“We have a massive team incinerating the wood at Sanitation, fumigating both at Bradford Marine and Sanitation and we are carefully trying to find out how is it possible that a vessel can come into The Bahamas, dock, drop off the items…I’m not God, so I’m not omniscient, so I don’t know and that’s why we do investigations… and to find out how they can drop off the wood, and leave because we intended to detain whoever had done it and we will find out from the shipping agency, the barge that transferred and everyone who had custody of the wood so we are addressing it.”
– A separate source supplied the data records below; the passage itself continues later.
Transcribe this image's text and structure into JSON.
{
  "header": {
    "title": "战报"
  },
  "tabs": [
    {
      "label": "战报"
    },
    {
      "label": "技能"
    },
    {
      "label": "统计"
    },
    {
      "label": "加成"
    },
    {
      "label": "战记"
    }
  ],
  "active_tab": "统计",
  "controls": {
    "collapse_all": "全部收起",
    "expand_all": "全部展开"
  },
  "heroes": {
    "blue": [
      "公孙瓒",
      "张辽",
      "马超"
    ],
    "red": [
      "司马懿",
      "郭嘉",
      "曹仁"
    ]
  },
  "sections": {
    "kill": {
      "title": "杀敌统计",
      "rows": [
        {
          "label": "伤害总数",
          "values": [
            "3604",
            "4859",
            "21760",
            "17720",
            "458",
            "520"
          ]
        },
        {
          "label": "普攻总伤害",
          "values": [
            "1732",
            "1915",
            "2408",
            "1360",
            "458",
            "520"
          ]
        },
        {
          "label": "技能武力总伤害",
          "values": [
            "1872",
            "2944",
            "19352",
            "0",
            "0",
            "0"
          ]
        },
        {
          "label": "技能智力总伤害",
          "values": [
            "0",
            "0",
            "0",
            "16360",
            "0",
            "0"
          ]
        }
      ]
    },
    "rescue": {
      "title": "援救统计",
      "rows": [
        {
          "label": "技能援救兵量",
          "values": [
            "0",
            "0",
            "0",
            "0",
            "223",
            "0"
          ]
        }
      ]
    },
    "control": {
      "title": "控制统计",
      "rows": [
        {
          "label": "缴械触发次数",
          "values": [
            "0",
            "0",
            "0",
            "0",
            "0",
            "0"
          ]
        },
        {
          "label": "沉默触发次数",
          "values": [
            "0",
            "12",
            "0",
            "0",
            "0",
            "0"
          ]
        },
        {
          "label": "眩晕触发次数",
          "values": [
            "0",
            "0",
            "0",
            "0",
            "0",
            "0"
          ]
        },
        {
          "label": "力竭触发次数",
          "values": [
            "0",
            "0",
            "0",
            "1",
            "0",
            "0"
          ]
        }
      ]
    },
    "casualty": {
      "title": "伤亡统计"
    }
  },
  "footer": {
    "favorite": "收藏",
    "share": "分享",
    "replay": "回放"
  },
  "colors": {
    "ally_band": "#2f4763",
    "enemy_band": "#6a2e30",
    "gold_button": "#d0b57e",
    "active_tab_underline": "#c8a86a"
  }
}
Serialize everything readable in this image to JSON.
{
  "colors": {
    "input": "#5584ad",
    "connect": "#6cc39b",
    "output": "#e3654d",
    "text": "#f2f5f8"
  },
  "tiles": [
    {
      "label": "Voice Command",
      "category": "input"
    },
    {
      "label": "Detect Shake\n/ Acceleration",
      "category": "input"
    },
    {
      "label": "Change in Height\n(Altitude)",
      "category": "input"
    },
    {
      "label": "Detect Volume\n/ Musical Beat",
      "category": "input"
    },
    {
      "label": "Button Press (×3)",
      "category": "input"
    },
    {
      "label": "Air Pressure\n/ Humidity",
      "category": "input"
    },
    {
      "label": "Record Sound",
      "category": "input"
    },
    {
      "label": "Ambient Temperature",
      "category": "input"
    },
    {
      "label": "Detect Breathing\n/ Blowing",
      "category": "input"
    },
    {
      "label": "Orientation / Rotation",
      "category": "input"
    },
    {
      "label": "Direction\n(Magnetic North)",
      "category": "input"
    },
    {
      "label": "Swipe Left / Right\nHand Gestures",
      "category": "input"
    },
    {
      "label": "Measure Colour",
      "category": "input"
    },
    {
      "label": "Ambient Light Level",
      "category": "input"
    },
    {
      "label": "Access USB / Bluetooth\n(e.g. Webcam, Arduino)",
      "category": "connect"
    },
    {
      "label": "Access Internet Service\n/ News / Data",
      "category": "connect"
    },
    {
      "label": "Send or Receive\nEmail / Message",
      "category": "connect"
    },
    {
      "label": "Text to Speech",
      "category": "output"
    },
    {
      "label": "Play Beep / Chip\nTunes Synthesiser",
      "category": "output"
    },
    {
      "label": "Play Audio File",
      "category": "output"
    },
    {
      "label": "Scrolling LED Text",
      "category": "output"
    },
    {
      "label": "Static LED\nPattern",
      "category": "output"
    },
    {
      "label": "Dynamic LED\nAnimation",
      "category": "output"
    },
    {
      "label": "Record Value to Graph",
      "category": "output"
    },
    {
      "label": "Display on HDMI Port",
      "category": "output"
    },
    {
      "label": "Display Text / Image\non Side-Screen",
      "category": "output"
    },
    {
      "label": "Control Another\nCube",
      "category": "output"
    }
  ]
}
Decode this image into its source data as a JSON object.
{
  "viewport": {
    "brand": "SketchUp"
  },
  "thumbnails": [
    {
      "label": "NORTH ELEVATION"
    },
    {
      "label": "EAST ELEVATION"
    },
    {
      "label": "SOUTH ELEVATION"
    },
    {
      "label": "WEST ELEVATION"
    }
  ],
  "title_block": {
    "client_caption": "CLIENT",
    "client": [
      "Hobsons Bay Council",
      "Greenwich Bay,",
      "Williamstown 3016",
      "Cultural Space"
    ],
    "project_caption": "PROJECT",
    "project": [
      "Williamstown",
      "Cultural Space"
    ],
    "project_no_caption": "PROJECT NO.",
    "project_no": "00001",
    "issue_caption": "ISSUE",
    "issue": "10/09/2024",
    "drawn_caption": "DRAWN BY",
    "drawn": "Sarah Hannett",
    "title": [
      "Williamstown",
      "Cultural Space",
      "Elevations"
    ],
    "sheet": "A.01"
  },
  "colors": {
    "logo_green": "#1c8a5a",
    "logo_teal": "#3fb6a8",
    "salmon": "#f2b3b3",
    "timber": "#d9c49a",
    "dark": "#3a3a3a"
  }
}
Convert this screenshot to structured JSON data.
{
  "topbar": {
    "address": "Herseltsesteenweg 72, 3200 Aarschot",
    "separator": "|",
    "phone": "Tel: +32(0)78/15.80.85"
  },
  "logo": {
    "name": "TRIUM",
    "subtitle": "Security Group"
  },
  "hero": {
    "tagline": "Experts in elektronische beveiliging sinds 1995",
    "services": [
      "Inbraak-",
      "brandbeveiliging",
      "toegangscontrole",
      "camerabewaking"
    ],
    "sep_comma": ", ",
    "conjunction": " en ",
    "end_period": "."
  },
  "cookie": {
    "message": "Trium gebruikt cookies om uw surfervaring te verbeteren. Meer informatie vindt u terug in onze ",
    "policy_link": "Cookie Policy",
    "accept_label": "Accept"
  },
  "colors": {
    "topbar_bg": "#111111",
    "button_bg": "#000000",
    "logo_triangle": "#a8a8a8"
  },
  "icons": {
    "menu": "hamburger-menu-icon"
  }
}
Pintard did not reveal any further details; however, the U.S. Customs and Border Protection (CBP), in a statement on Wednesday, said a vessel it removed was on its way to Freeport for disposal services.
The CBP said its agriculture specialists at the Port of New Orleans had ordered the removal of a vessel named the Pan Jasmine “due to invasive insects found in the wood used to secure their previous cargo”.
The vessel was found to be infected with five separate pests, according to the CBP, noting there were two destructive and invasive species – beetle and ant – that required action.
“Due to the large volume of (wood) and the presence of highly mobile pests, the vessel was ordered to immediately depart U.S. waters, load the (wood) into the cargo hold and clean the decks prior to returning to the U.S.,” the CBP statement read.
“The larvae of invasive wood-boring beetles can feed on a wide variety of trees in the U.S., eventually killing them,” the statement continued.
“The Myrmicinae queen ants are a concern because they are capable of producing a colony. The additional pests found have an established presence in the U.S. including Bostrichidae, a common wood-boring pest.”
It furthered the vessel departed on July 21 to Freeport.
According to the statement, New Orleans Area Port Director Terri Edwards said: “If the (wood) had been offloaded into the U.S., it would have been put in a Louisiana landfill where the insects could crawl out and invade the local habitat, causing incalculable damage.”